  • Guided Tour of the Capitol Building. You can arrange these through your congressperson. It is faster than trying to get in yourself and worth the time.
  • The Botanic Gardens. Even my son liked this one. He took several beautiful pictures that I will share as soon as someone explains to me how.
  • The National Gallery of Art. Wife and I snuck in a quick guided tour of the west building one morning when our son slept in. For people like me who enjoy looking at paintings and sculptures but have not studied the subject, the volunteer guides are phenomenal.
  • The Washington Monument/Lincoln Memorial/the three war Memorials WWII, Korea and Vietnam. Always moving.
  • The Holocaust Museum. Being a Jew, I feel a need to go and to expose my son to what occured. Yet, I am always amazed at the number of non-Jews in attendance.
  • The Lunchroom at the American Indian Museum. We started to take the tour but this guide bored us within seconds. The lunchroom, however was outstanding. It had 8-10 stations of native American cuisine from different regions. The food was quite tasty.
  • The Nationals Game. The current stadium is awful for watching baseball. A new one is set to open next year. We got to see a very entertaining game in which the home team crushed the hated St. Louis Cardinals. The game included the Cardinals batting the pitcher in the eighth spot, a pop up in the infield purposely dropped to create a double play, several home runs and a position player pitching once St. Louis ran out of relievers.
  • The Metro. Cheap, clean and efficient transportation. We took it all over. My wife was an amazing navigator on this multi-level system. We even took it to and from the airport.

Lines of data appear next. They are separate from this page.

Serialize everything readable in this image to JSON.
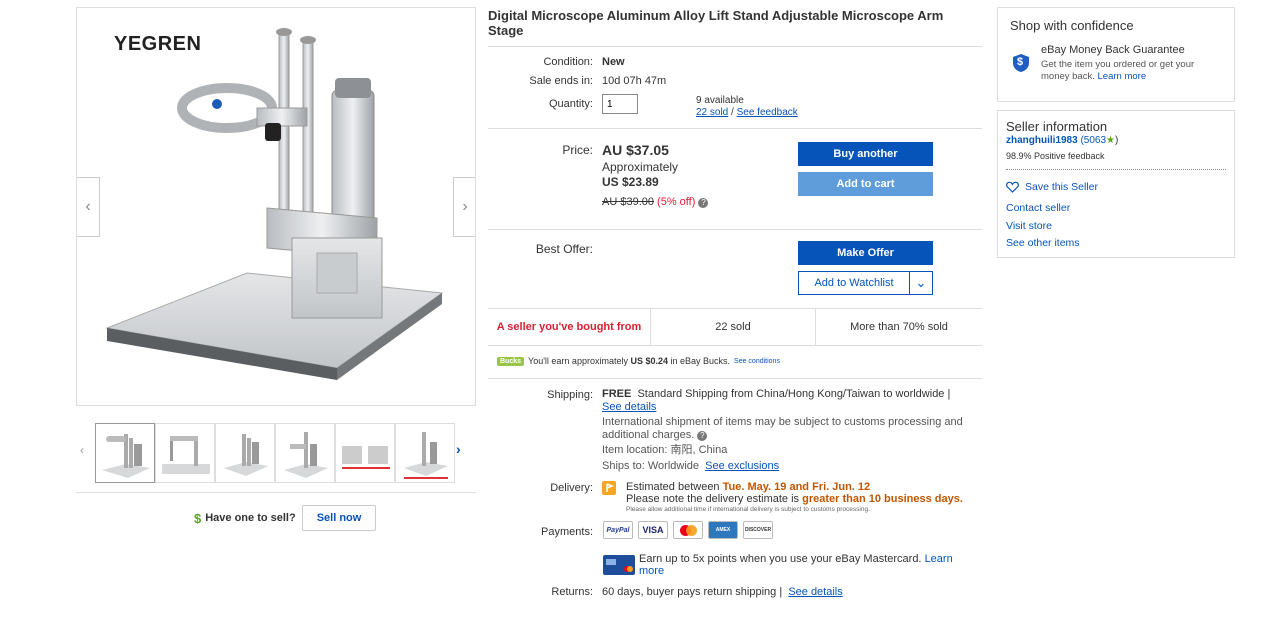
{
  "gallery": {
    "brand": "YEGREN",
    "prev_arrow": "‹",
    "next_arrow": "›",
    "thumb_prev": "‹",
    "thumb_next": "›"
  },
  "sell": {
    "dollar": "$",
    "question": "Have one to sell?",
    "button": "Sell now"
  },
  "item": {
    "title": "Digital Microscope Aluminum Alloy Lift Stand Adjustable Microscope Arm Stage",
    "condition_label": "Condition:",
    "condition_value": "New",
    "sale_ends_label": "Sale ends in:",
    "sale_ends_value": "10d 07h 47m",
    "quantity_label": "Quantity:",
    "quantity_value": "1",
    "available": "9 available",
    "sold_link": "22 sold",
    "separator": " / ",
    "feedback_link": "See feedback"
  },
  "price": {
    "label": "Price:",
    "main": "AU $37.05",
    "approx_label": "Approximately",
    "approx_value": "US $23.89",
    "original": "AU $39.00",
    "discount": "(5% off)",
    "info_icon": "?",
    "buy_button": "Buy another",
    "cart_button": "Add to cart"
  },
  "offer": {
    "label": "Best Offer:",
    "make_offer": "Make Offer",
    "watchlist": "Add to Watchlist",
    "watchlist_caret": "⌄"
  },
  "seller_strip": {
    "bought_from": "A seller you've bought from",
    "sold": "22 sold",
    "percent": "More than 70% sold"
  },
  "bucks": {
    "badge": "Bucks",
    "text_pre": "You'll earn approximately ",
    "amount": "US $0.24",
    "text_post": " in eBay Bucks.",
    "conditions": "See conditions"
  },
  "shipping": {
    "label": "Shipping:",
    "free": "FREE",
    "method": "Standard Shipping from China/Hong Kong/Taiwan to worldwide |",
    "details_link": "See details",
    "customs": "International shipment of items may be subject to customs processing and additional charges.",
    "info_icon": "?",
    "location": "Item location: 南阳, China",
    "ships_to": "Ships to: Worldwide",
    "exclusions_link": "See exclusions"
  },
  "delivery": {
    "label": "Delivery:",
    "estimated_pre": "Estimated between ",
    "estimated_dates": "Tue. May. 19 and Fri. Jun. 12",
    "note_pre": "Please note the delivery estimate is ",
    "note_emph": "greater than 10 business days.",
    "fine_print": "Please allow additional time if international delivery is subject to customs processing."
  },
  "payments": {
    "label": "Payments:",
    "cards": [
      "PayPal",
      "VISA",
      "MC",
      "AMEX",
      "DISCOVER"
    ],
    "mastercard_text": "Earn up to 5x points when you use your eBay Mastercard.",
    "learn_more_link": "Learn more"
  },
  "returns": {
    "label": "Returns:",
    "text": "60 days, buyer pays return shipping |",
    "details_link": "See details"
  },
  "confidence": {
    "title": "Shop with confidence",
    "guarantee_title": "eBay Money Back Guarantee",
    "guarantee_text": "Get the item you ordered or get your money back.",
    "learn_more": "Learn more",
    "shield_glyph": "$"
  },
  "seller_info": {
    "title": "Seller information",
    "username": "zhanghuili1983",
    "score": "(5063",
    "score_close": ")",
    "feedback": "98.9% Positive feedback",
    "save": "Save this Seller",
    "contact": "Contact seller",
    "store": "Visit store",
    "other": "See other items"
  },
  "colors": {
    "link": "#0654ba",
    "primary_button": "#0654ba",
    "cart_button": "#5e9dd9",
    "highlight_red": "#dd1e31",
    "delivery_orange": "#c45500",
    "star_green": "#5ba71b"
  }
}
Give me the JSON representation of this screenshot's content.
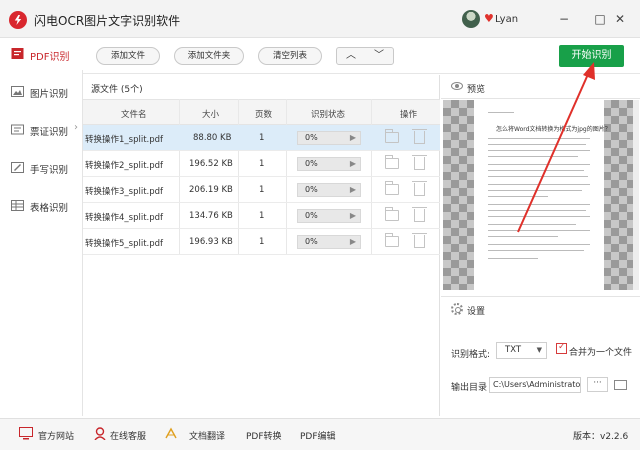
{
  "window": {
    "title": "闪电OCR图片文字识别软件",
    "username": "Lyan",
    "minimize_glyph": "−",
    "restore_glyph": "□",
    "close_glyph": "✕"
  },
  "sidebar": {
    "items": [
      {
        "label": "PDF识别",
        "icon": "pdf-icon",
        "active": true
      },
      {
        "label": "图片识别",
        "icon": "image-icon"
      },
      {
        "label": "票证识别",
        "icon": "ticket-icon",
        "chevron": "›"
      },
      {
        "label": "手写识别",
        "icon": "handwriting-icon"
      },
      {
        "label": "表格识别",
        "icon": "table-icon"
      }
    ]
  },
  "toolbar": {
    "add_file": "添加文件",
    "add_folder": "添加文件夹",
    "clear_list": "清空列表",
    "up_glyph": "︿",
    "down_glyph": "﹀",
    "start": "开始识别"
  },
  "files": {
    "source_label": "源文件 (5个)",
    "columns": [
      "文件名",
      "大小",
      "页数",
      "识别状态",
      "操作"
    ],
    "rows": [
      {
        "name": "转换操作1_split.pdf",
        "size": "88.80 KB",
        "pages": "1",
        "status": "0%"
      },
      {
        "name": "转换操作2_split.pdf",
        "size": "196.52 KB",
        "pages": "1",
        "status": "0%"
      },
      {
        "name": "转换操作3_split.pdf",
        "size": "206.19 KB",
        "pages": "1",
        "status": "0%"
      },
      {
        "name": "转换操作4_split.pdf",
        "size": "134.76 KB",
        "pages": "1",
        "status": "0%"
      },
      {
        "name": "转换操作5_split.pdf",
        "size": "196.93 KB",
        "pages": "1",
        "status": "0%"
      }
    ],
    "selected_row": 0
  },
  "preview": {
    "label": "预览",
    "doc_title": "怎么将Word文档转换为格式为jpg的图片？"
  },
  "settings": {
    "label": "设置",
    "format_label": "识别格式:",
    "format_value": "TXT",
    "merge_label": "合并为一个文件",
    "merge_checked": true,
    "output_label": "输出目录",
    "output_value": "C:\\Users\\Administrator\\",
    "more_glyph": "···"
  },
  "bottombar": {
    "website": "官方网站",
    "support": "在线客服",
    "translate": "文档翻译",
    "pdf_convert": "PDF转换",
    "pdf_edit": "PDF编辑",
    "version": "版本：v2.2.6"
  },
  "colors": {
    "accent_red": "#c8262b",
    "start_green": "#18a049",
    "selected_row": "#dcecf9",
    "annotation_arrow": "#e0302a"
  },
  "progress": [
    0,
    0,
    0,
    0,
    0
  ]
}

I also got to have lunch with my good friend Steve who lives in the area. Not bad for a short trip.

Time Machine


I have issues of The Economist stacking up. Unless I am on planes I rarely find time to give them the attention they deserve. I recently picked up one from March 31.

The Economist usually has some articles for which the topics are timeless but much of the writing focuses on current events in the world, including the U.S. Scanning these articles was like using Mr. Peabody’s WAYBAC Machine and traveling to the recent past. These events took place approximately 5 months ago. Amazing how little progress has been made on some key domestic issues.

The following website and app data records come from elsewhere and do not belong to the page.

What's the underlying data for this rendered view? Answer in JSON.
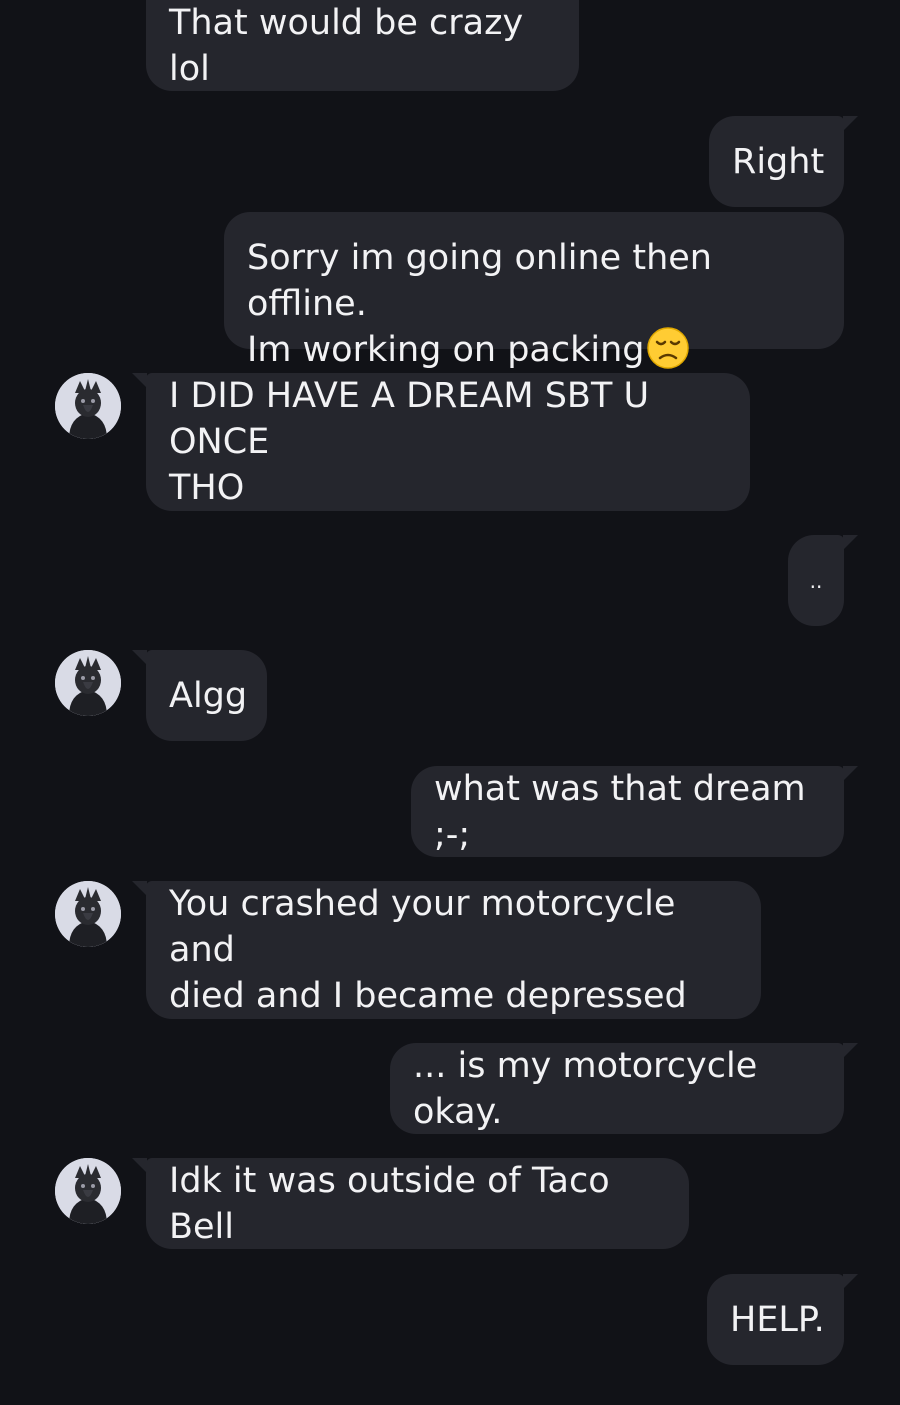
{
  "messages": [
    {
      "id": "m1",
      "sender": "them",
      "text": "That would be crazy lol"
    },
    {
      "id": "m2",
      "sender": "me",
      "text": "Right"
    },
    {
      "id": "m3",
      "sender": "me",
      "text": "Sorry im going online then offline.\nIm working on packing",
      "emoji": "disappointed-face"
    },
    {
      "id": "m4",
      "sender": "them",
      "text": "I DID HAVE A DREAM SBT U ONCE\nTHO"
    },
    {
      "id": "m5",
      "sender": "me",
      "text": ".."
    },
    {
      "id": "m6",
      "sender": "them",
      "text": "Algg"
    },
    {
      "id": "m7",
      "sender": "me",
      "text": "what was that dream ;-;"
    },
    {
      "id": "m8",
      "sender": "them",
      "text": "You crashed your motorcycle and\ndied and I became depressed"
    },
    {
      "id": "m9",
      "sender": "me",
      "text": "... is my motorcycle okay."
    },
    {
      "id": "m10",
      "sender": "them",
      "text": "Idk it was outside of Taco Bell"
    },
    {
      "id": "m11",
      "sender": "me",
      "text": "HELP."
    }
  ],
  "colors": {
    "background": "#111217",
    "bubble": "#25262d",
    "text": "#f2f2f4",
    "avatar_bg": "#d9dbe6"
  }
}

Some examples:

“Democrats are wrestling with the president over Iraq and much else”

“Mr. Gonzales is a worthy target….had he an ounce of integrety, he would have resigned long ago…”

“The war in Iraq is being pursued with “an arrogant self-delusion reminiscent of Vietnam”

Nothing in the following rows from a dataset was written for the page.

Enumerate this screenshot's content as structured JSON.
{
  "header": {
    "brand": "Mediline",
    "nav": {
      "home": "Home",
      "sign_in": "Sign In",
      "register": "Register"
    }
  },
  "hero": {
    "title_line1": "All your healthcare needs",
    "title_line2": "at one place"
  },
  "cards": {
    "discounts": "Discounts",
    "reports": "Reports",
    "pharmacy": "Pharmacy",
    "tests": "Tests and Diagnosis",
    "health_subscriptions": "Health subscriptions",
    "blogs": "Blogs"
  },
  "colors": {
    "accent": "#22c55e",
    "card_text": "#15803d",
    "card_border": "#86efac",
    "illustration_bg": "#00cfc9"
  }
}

There is also mention of the controvesies over the domestic surveillence policy and GITMO.

Some progress has been made since March. France elected a president, Iran freed the Britsh sailors it captured and David Hicks no longer resides at GITMO.

I would say less progress has been made than more.

With several issues remaining to be read, the WAYBAC machine will be in use for quite some time.

Thursday Night is Dance Night


…at least in Evanston, IL. A number of local businesses sponser 45 minutes of dance lessons followed by 90 minutes of a live band. There has been salsa and cajun the last two weeks. Tonight was swing. The band was Bopology. The setting was downtown Evanston. The place was hoppin’.

People of all shapes, sizes and ages were just having a whole lot of fun. There were a few excellent dancers including a man who had to at least be in his 80’s. Lots of different styles amoung the better dancers. One guy was all speed. His steps were a blur but letter perfect and his partners seemed overjoyed. Another man was great footwork and smooth. He really knew how to lead as he demonstrated with multiple partners. The women were twirling, hips were shaking and smiles were beaming. A number of folk were there as singles and danced with whomever was available. Kids danced with parents. Even babies and at least one dog got into the act.

My wife and I got in as well. I am normally a surprisingly adequate jitterbugger but after an hour of intense raquetball, my aged back stiffened and I mostly moved gingerly as my wife danced with vivre.

Next week is R&B. Be there or be square.